Pharmacology. Therapy
Source (book)
Aging and heart failure : mechanisms and management / Jugdutt, B.I. [edit.]
ISBN - Hoofdstuk
978-1-4939-0268-2
Carrier
E
Target language
English (eng)
Full text (Publishers DOI)
Affiliation
University of Antwerp
Abstract
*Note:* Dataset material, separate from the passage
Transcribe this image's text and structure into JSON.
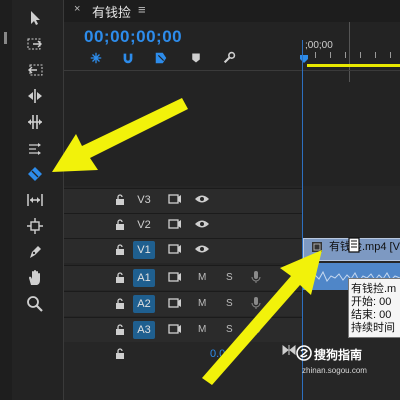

Underlying the aging process is a lifelong accumulation of molecular damage. When DNA damage is too extensive to be repaired or when the repairing cascades are impaired, e.g., during chronic oxidative stress associated with aging, apoptosis occurs. A very low, albeit elevated, rate of apoptosis can be an important factor in the pathogenesis of heart failure, making it a potential target for therapy. Necrosis is even more prominent in failing human hearts than apoptosis. Autophagy is an essential and protective pathway in the heart. However, during aging, the rate of protective autophagy declines. The progressive inhibition of autophagy in the aging heart is in part attributed to intralysosomal accumulation of lipofuscin. Cross-linked polymeric lipofuscin cannot be degraded by lysosomal hydrolases and leads to preferential allocation of lysosomal enzymes to lipofuscin-loaded lysosomes at the expense of active autolysosomes. Impaired autophagy further stimulates accumulation of damaged mitochondria, which are deficient in ATP production and which produce large amounts of reactive oxygen species (ROS). Moreover, oxidatively modified cytosolic proteins form large indigestible aggregates, enhancing lipofuscinogenesis and sensitizing cardiomyocytes to undergo apoptosis/necrosis, eventually leading to heart failure. Pharmacological inhibition of apoptosis and necrosis improves heart function and survival. Currently used drugs in heart failure therapy, such as ACE-inhibitors and β-adrenergic receptor blockers, prevent apoptosis. However, complete inhibition of apoptosis might have adverse effects. Furthermore, compounds that supplement the decreased levels of autophagy during aging, such as AMPK activators, mTOR inhibitors, and/or sirtuin activators, might be of great value in heart failure therapy by preventing apoptosis and necrosis and stimulating cardiomyocyte survival. However, the dosing should be carefully set in order to avoid excessive autophagic cell death.
Handle